• _Instructions to follow_:
Write out every record exactly as it appears. Skip the pictures.

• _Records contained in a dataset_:
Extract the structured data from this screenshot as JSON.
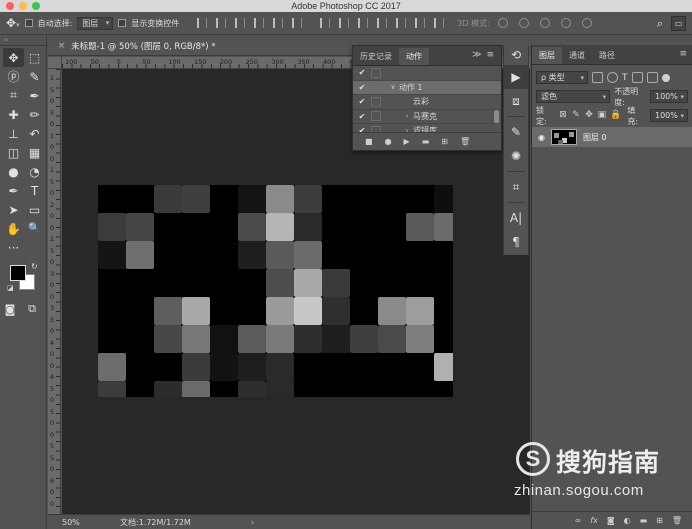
{
  "window": {
    "title": "Adobe Photoshop CC 2017",
    "traffic_lights": [
      "#fc605c",
      "#fdbc40",
      "#34c84a"
    ]
  },
  "options_bar": {
    "auto_select_label": "自动选择:",
    "auto_select_value": "图层",
    "show_transform_label": "显示变换控件",
    "mode_3d_label": "3D 模式:"
  },
  "document": {
    "tab_title": "未标题-1 @ 50% (图层 0, RGB/8*) *",
    "close_glyph": "×",
    "ruler_top": [
      "100",
      "50",
      "0",
      "50",
      "100",
      "150",
      "200",
      "250",
      "300",
      "350",
      "400",
      "450",
      "500",
      "550",
      "600",
      "650",
      "700",
      "750"
    ],
    "ruler_left": [
      "1",
      "5",
      "0",
      "5",
      "0",
      "1",
      "0",
      "0",
      "1",
      "5",
      "0",
      "2",
      "0",
      "0",
      "2",
      "5",
      "0",
      "3",
      "0",
      "0",
      "3",
      "5",
      "0",
      "4",
      "0",
      "0",
      "4",
      "5",
      "0",
      "5",
      "0",
      "0",
      "5",
      "5",
      "0",
      "6",
      "0",
      "0"
    ]
  },
  "status_bar": {
    "zoom": "50%",
    "doc_info": "文档:1.72M/1.72M",
    "arrow": "›"
  },
  "actions_panel": {
    "tabs": [
      "历史记录",
      "动作"
    ],
    "active_tab": 1,
    "menu_glyph": "≫  ≡",
    "rows": [
      {
        "label": "",
        "indent": 1,
        "caret": "",
        "selected": false
      },
      {
        "label": "动作 1",
        "indent": 1,
        "caret": "∨",
        "selected": true
      },
      {
        "label": "云彩",
        "indent": 2,
        "caret": "",
        "selected": false
      },
      {
        "label": "马赛克",
        "indent": 2,
        "caret": "›",
        "selected": false
      },
      {
        "label": "滤镜库",
        "indent": 2,
        "caret": "›",
        "selected": false
      }
    ],
    "footer_icons": [
      "stop-icon",
      "record-icon",
      "play-icon",
      "folder-icon",
      "new-action-icon",
      "trash-icon"
    ]
  },
  "layers_panel": {
    "tabs": [
      "图层",
      "通道",
      "路径"
    ],
    "active_tab": 0,
    "filter_kind": "ρ 类型",
    "blend_mode": "滤色",
    "opacity_label": "不透明度:",
    "opacity_value": "100%",
    "lock_label": "锁定:",
    "fill_label": "填充:",
    "fill_value": "100%",
    "layers": [
      {
        "name": "图层 0",
        "visible": true
      }
    ],
    "eye_glyph": "👁",
    "footer_icons": [
      "link-icon",
      "fx-icon",
      "mask-icon",
      "adjustment-icon",
      "group-icon",
      "new-layer-icon",
      "trash-icon"
    ]
  },
  "watermark": {
    "logo_letter": "S",
    "brand": "搜狗指南",
    "url": "zhinan.sogou.com"
  },
  "icons": {
    "move": "✥",
    "marquee": "⬚",
    "lasso": "ⓟ",
    "quick_select": "✎",
    "crop": "⌗",
    "eyedropper": "✒",
    "heal": "✚",
    "brush": "✏",
    "stamp": "⊥",
    "history_brush": "↶",
    "eraser": "◫",
    "gradient": "▦",
    "blur": "●",
    "dodge": "◔",
    "pen": "✒",
    "type": "T",
    "path_select": "➤",
    "shape": "▭",
    "hand": "✋",
    "zoom": "🔍",
    "more": "···",
    "quickmask": "◙",
    "screenmode": "⧉"
  }
}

• _Response_:
Extract the structured data from this screenshot as JSON.
{
  "window": {
    "title": "Adobe Photoshop CC 2017",
    "traffic_lights": [
      "#fc605c",
      "#fdbc40",
      "#34c84a"
    ]
  },
  "options_bar": {
    "auto_select_label": "自动选择:",
    "auto_select_value": "图层",
    "show_transform_label": "显示变换控件",
    "mode_3d_label": "3D 模式:"
  },
  "document": {
    "tab_title": "未标题-1 @ 50% (图层 0, RGB/8*) *",
    "close_glyph": "×",
    "ruler_top": [
      "100",
      "50",
      "0",
      "50",
      "100",
      "150",
      "200",
      "250",
      "300",
      "350",
      "400",
      "450",
      "500",
      "550",
      "600",
      "650",
      "700",
      "750"
    ],
    "ruler_left": [
      "1",
      "5",
      "0",
      "5",
      "0",
      "1",
      "0",
      "0",
      "1",
      "5",
      "0",
      "2",
      "0",
      "0",
      "2",
      "5",
      "0",
      "3",
      "0",
      "0",
      "3",
      "5",
      "0",
      "4",
      "0",
      "0",
      "4",
      "5",
      "0",
      "5",
      "0",
      "0",
      "5",
      "5",
      "0",
      "6",
      "0",
      "0"
    ]
  },
  "status_bar": {
    "zoom": "50%",
    "doc_info": "文档:1.72M/1.72M",
    "arrow": "›"
  },
  "actions_panel": {
    "tabs": [
      "历史记录",
      "动作"
    ],
    "active_tab": 1,
    "menu_glyph": "≫  ≡",
    "rows": [
      {
        "label": "",
        "indent": 1,
        "caret": "",
        "selected": false
      },
      {
        "label": "动作 1",
        "indent": 1,
        "caret": "∨",
        "selected": true
      },
      {
        "label": "云彩",
        "indent": 2,
        "caret": "",
        "selected": false
      },
      {
        "label": "马赛克",
        "indent": 2,
        "caret": "›",
        "selected": false
      },
      {
        "label": "滤镜库",
        "indent": 2,
        "caret": "›",
        "selected": false
      }
    ],
    "footer_icons": [
      "stop-icon",
      "record-icon",
      "play-icon",
      "folder-icon",
      "new-action-icon",
      "trash-icon"
    ]
  },
  "layers_panel": {
    "tabs": [
      "图层",
      "通道",
      "路径"
    ],
    "active_tab": 0,
    "filter_kind": "ρ 类型",
    "blend_mode": "滤色",
    "opacity_label": "不透明度:",
    "opacity_value": "100%",
    "lock_label": "锁定:",
    "fill_label": "填充:",
    "fill_value": "100%",
    "layers": [
      {
        "name": "图层 0",
        "visible": true
      }
    ],
    "eye_glyph": "👁",
    "footer_icons": [
      "link-icon",
      "fx-icon",
      "mask-icon",
      "adjustment-icon",
      "group-icon",
      "new-layer-icon",
      "trash-icon"
    ]
  },
  "watermark": {
    "logo_letter": "S",
    "brand": "搜狗指南",
    "url": "zhinan.sogou.com"
  },
  "icons": {
    "move": "✥",
    "marquee": "⬚",
    "lasso": "ⓟ",
    "quick_select": "✎",
    "crop": "⌗",
    "eyedropper": "✒",
    "heal": "✚",
    "brush": "✏",
    "stamp": "⊥",
    "history_brush": "↶",
    "eraser": "◫",
    "gradient": "▦",
    "blur": "●",
    "dodge": "◔",
    "pen": "✒",
    "type": "T",
    "path_select": "➤",
    "shape": "▭",
    "hand": "✋",
    "zoom": "🔍",
    "more": "···",
    "quickmask": "◙",
    "screenmode": "⧉"
  }
}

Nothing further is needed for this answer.